order would be ineffectual. Therefore, Petitioner's
habeas petition is moot. See, e.g., Ahmed v.
Sessions, No. 16-cv-2124 (DSD/HB), 2017 WL 3267738, at
*2 (D. Minn. July 11, 2017), R. & R. adopted,
2017 WL 3268176 (D. Minn. July 31, 2017); Mhanna v. U.S.
Dep't of Homeland Sec. Citizenship & Immig.
Servs., No. 10-cv-292 (JRT/LIB), 2010 WL 5141803, at *12
(D. Minn. Dec. 13, 2010).
recommending dismissal of the petition based on mootness,
however, the Court must determine whether any of the
following exceptions to mootness exist:
(1) secondary or “collateral” injuries survive
after resolution of the primary injury; (2) the issue is
deemed a wrong capable of repetition yet evading review; (3)

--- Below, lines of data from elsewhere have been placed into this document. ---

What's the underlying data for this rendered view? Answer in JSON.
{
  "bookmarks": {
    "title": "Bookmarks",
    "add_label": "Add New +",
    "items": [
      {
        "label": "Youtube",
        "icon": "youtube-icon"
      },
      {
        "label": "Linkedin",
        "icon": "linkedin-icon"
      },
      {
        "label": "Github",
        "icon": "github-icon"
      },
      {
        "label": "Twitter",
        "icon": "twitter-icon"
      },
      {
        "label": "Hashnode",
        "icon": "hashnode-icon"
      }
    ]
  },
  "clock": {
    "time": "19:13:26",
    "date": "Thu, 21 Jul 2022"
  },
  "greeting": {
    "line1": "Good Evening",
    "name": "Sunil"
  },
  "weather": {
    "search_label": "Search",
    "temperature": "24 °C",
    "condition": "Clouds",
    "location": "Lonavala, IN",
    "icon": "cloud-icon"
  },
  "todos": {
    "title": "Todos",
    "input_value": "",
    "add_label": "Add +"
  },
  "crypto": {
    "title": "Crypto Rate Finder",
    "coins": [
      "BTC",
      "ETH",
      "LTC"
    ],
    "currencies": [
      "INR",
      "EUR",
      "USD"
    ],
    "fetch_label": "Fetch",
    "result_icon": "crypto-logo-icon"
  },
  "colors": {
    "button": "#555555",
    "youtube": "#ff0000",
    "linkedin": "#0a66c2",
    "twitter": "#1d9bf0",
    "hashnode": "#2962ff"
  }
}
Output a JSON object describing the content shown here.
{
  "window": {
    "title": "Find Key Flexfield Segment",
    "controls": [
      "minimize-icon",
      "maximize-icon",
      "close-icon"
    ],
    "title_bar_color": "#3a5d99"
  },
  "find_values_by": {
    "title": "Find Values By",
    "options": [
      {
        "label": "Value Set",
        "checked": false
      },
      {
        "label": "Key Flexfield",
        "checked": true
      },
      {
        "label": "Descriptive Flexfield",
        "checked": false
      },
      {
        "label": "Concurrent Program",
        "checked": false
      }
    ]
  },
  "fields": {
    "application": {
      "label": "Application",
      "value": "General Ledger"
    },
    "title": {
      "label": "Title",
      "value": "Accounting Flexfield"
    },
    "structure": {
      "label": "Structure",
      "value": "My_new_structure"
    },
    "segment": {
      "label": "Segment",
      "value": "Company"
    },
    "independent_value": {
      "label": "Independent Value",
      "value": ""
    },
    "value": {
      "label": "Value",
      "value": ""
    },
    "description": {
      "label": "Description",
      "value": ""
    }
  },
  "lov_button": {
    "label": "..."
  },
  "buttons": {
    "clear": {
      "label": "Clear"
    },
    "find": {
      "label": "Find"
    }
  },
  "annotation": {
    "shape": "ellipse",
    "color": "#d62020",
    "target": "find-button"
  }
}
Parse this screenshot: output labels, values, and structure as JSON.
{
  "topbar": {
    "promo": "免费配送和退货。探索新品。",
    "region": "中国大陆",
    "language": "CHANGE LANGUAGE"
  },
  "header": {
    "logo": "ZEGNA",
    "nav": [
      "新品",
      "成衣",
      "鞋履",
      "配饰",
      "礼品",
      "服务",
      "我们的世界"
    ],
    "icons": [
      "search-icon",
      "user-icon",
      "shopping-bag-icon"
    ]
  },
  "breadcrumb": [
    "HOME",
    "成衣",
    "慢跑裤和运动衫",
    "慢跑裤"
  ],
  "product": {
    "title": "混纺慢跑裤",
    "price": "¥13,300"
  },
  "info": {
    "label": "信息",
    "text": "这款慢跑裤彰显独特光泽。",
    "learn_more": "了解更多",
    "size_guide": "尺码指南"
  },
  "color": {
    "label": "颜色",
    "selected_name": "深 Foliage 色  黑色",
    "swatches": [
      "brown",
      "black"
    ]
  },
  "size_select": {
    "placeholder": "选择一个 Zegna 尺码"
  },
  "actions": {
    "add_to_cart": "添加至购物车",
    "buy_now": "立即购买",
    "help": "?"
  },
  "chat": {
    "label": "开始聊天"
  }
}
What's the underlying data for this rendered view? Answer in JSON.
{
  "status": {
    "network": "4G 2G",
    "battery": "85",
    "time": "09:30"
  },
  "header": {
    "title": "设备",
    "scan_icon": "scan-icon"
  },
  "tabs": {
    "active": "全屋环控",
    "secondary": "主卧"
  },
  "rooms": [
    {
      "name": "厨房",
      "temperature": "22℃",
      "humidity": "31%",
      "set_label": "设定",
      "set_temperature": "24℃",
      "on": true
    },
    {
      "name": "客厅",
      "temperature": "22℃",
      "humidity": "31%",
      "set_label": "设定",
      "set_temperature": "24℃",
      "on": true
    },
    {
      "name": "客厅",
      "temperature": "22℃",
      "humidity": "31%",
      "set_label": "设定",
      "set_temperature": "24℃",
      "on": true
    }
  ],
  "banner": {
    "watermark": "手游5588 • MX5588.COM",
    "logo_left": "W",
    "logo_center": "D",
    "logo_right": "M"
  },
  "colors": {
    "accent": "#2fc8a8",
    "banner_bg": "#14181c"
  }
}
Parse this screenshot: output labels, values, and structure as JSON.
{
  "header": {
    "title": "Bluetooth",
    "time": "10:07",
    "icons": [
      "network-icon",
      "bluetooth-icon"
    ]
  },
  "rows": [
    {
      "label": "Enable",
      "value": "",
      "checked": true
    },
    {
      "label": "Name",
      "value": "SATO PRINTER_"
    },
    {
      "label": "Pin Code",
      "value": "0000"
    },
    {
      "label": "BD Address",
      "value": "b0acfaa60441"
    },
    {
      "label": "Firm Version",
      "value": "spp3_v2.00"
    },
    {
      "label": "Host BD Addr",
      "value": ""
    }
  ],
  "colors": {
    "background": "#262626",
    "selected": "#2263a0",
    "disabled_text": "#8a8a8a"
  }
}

the defendant voluntarily ceases an allegedly illegal
practice but is free to resume it at any time; or (4) it is a
properly certified class action suit.
See Ahmed, 2017 WL 3267738, at *2 (quoting Riley
v. I.N.S., 310 F.3d 1253, 1257 (10th Cir. 2002)). The
Court concludes that none of the exceptions apply in this
case. First, there are no surviving secondary or collateral
injuries stemming from the allegedly prolonged detention, and
any alleged injuries arising from the final order of removal
itself are not cognizable in federal court. See Id.
Second, an allegedly unlawful period of immigration detention
is unlikely to be repeated, given Petitioner's removal
from the United States. See Id. Third, there is no
reason to believe that Respondents acted purposely to deprive
this Court of jurisdiction. Finally, the exception relating
to class actions is inapplicable, because Petitioner
requested relief only on his own behalf, not on behalf of a
class of individuals. See id.
based on all the files, records, and proceedings herein,
IT IS HEREBY RECOMMENDED that
Petitioner's petition for a writ of habeas corpus
pursuant to 28 U.S.C. § 2241 [Doc. No. 1] be
DISMISSED AS MOOT.